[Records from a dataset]
──────

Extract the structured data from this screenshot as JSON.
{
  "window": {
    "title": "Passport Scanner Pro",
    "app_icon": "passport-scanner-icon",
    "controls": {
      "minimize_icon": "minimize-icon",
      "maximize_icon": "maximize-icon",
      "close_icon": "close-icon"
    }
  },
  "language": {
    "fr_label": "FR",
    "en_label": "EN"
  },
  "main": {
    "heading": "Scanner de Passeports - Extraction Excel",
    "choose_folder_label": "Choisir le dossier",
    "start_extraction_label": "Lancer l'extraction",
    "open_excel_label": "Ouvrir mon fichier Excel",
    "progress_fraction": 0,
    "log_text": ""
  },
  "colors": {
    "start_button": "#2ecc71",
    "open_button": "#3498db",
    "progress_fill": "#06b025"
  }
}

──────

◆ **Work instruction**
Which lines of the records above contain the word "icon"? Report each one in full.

◆ **Solution for this task**
    "app_icon": "passport-scanner-icon",
      "minimize_icon": "minimize-icon",
      "maximize_icon": "maximize-icon",
      "close_icon": "close-icon"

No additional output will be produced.